“The Black Market Colour Palette is part of something I’m building out. So far, it’s a tape saturator, another saturator, and Class A transistor—it’s a color module. I write sound in it. It’s subtle. It’s more of my mixing thing. I run it through this at the end to beef up my sound. The Intellijel is another box I’m still building.”
“The Roland JP-8080 is probably my oldest piece of equipment. They discontinued it in the early 2000s. It’s my favorite to compose with. There’s also my Korg Electribe EMX-1. It’s an all-in-one groove box. It can do synths, drums… you can technically bring samples into it, but it was made before the SD era. It takes smart media cards (nobody uses them anymore. They don’t even hold a gigabyte). I really like the vintage feel. It’s easy to play with. There’s not a lot of menu-diving. A lot of my equipment is from the early 2000s. In the late ‘90s, early 2000s there was a leap in technology where people were creating synthesizers that were polyphonic but digital. The switch to digital chips made everything smaller, cheaper.”
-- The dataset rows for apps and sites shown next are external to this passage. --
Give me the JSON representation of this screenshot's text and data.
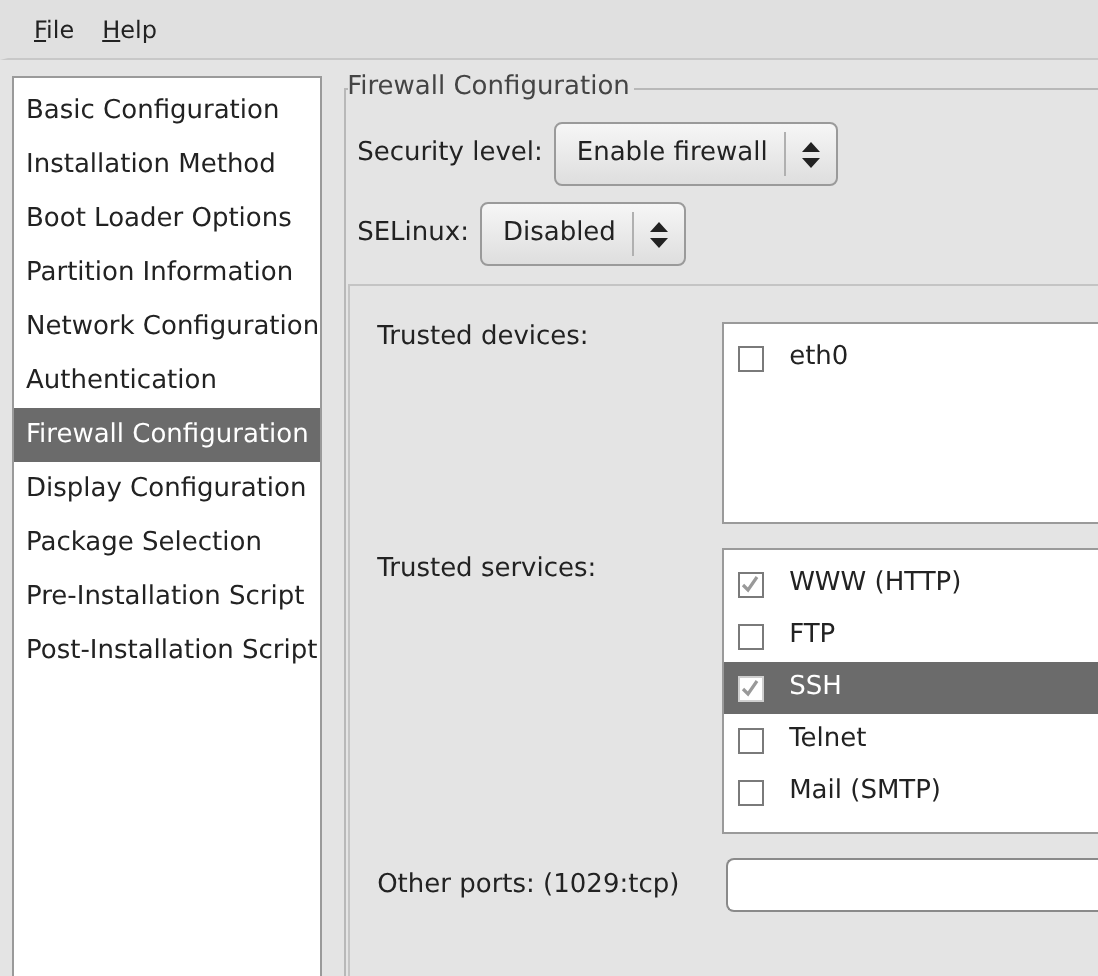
{
  "menu": [
    {
      "label": "File"
    },
    {
      "label": "Help"
    }
  ],
  "sidebar": {
    "items": [
      {
        "label": "Basic Configuration",
        "selected": false
      },
      {
        "label": "Installation Method",
        "selected": false
      },
      {
        "label": "Boot Loader Options",
        "selected": false
      },
      {
        "label": "Partition Information",
        "selected": false
      },
      {
        "label": "Network Configuration",
        "selected": false
      },
      {
        "label": "Authentication",
        "selected": false
      },
      {
        "label": "Firewall Configuration",
        "selected": true
      },
      {
        "label": "Display Configuration",
        "selected": false
      },
      {
        "label": "Package Selection",
        "selected": false
      },
      {
        "label": "Pre-Installation Script",
        "selected": false
      },
      {
        "label": "Post-Installation Script",
        "selected": false
      }
    ]
  },
  "firewall": {
    "legend": "Firewall Configuration",
    "security_level": {
      "label": "Security level:",
      "value": "Enable firewall"
    },
    "selinux": {
      "label": "SELinux:",
      "value": "Disabled"
    },
    "trusted_devices": {
      "label": "Trusted devices:",
      "items": [
        {
          "label": "eth0",
          "checked": false,
          "selected": false
        }
      ]
    },
    "trusted_services": {
      "label": "Trusted services:",
      "items": [
        {
          "label": "WWW (HTTP)",
          "checked": true,
          "selected": false
        },
        {
          "label": "FTP",
          "checked": false,
          "selected": false
        },
        {
          "label": "SSH",
          "checked": true,
          "selected": true
        },
        {
          "label": "Telnet",
          "checked": false,
          "selected": false
        },
        {
          "label": "Mail (SMTP)",
          "checked": false,
          "selected": false
        }
      ]
    },
    "other_ports": {
      "label": "Other ports: (1029:tcp)"
    }
  }
}
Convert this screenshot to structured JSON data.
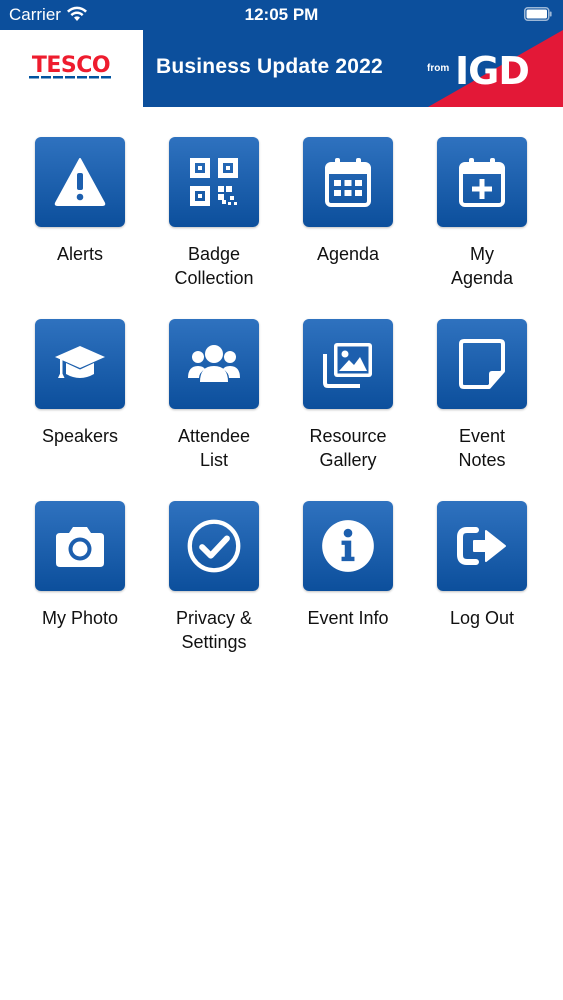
{
  "status_bar": {
    "carrier": "Carrier",
    "time": "12:05 PM"
  },
  "banner": {
    "brand": "TESCO",
    "title": "Business Update 2022",
    "from": "from",
    "partner": "IGD",
    "colors": {
      "blue": "#0c4f9c",
      "red": "#e31837",
      "tesco_red": "#ee1c2e",
      "tesco_blue": "#00539f"
    }
  },
  "tiles": [
    {
      "label": "Alerts",
      "icon": "warning-icon"
    },
    {
      "label": "Badge\nCollection",
      "icon": "qr-code-icon"
    },
    {
      "label": "Agenda",
      "icon": "calendar-icon"
    },
    {
      "label": "My\nAgenda",
      "icon": "calendar-plus-icon"
    },
    {
      "label": "Speakers",
      "icon": "graduation-cap-icon"
    },
    {
      "label": "Attendee\nList",
      "icon": "users-icon"
    },
    {
      "label": "Resource\nGallery",
      "icon": "images-icon"
    },
    {
      "label": "Event\nNotes",
      "icon": "sticky-note-icon"
    },
    {
      "label": "My Photo",
      "icon": "camera-icon"
    },
    {
      "label": "Privacy &\nSettings",
      "icon": "check-circle-icon"
    },
    {
      "label": "Event Info",
      "icon": "info-icon"
    },
    {
      "label": "Log Out",
      "icon": "sign-out-icon"
    }
  ]
}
“My most unusual module is called a Modbap. People who make similar music to me created a module based off the SP-404. It does delay, tape stop, beat repeat, and it’s fun because it’s got arcade buttons. It comes from a specific genre of modular hip-hop, where people make hip-hop beats with modular gear.”
When I ask Staib if that’s the genre he considers himself to be in, he replies, “Yeah, modbap-futuristic-techno. I’d also be fine with electronic hip-hop, abstract hip-hop, breakbeat hip-hop, rhythmic bass, house, techno, futuristic techno hip-hop…”
I forget to even ask about the vibey live videos he makes to accompany his music, but his skills are needed for a recording session next door, so we descend the treehouse stairs and part.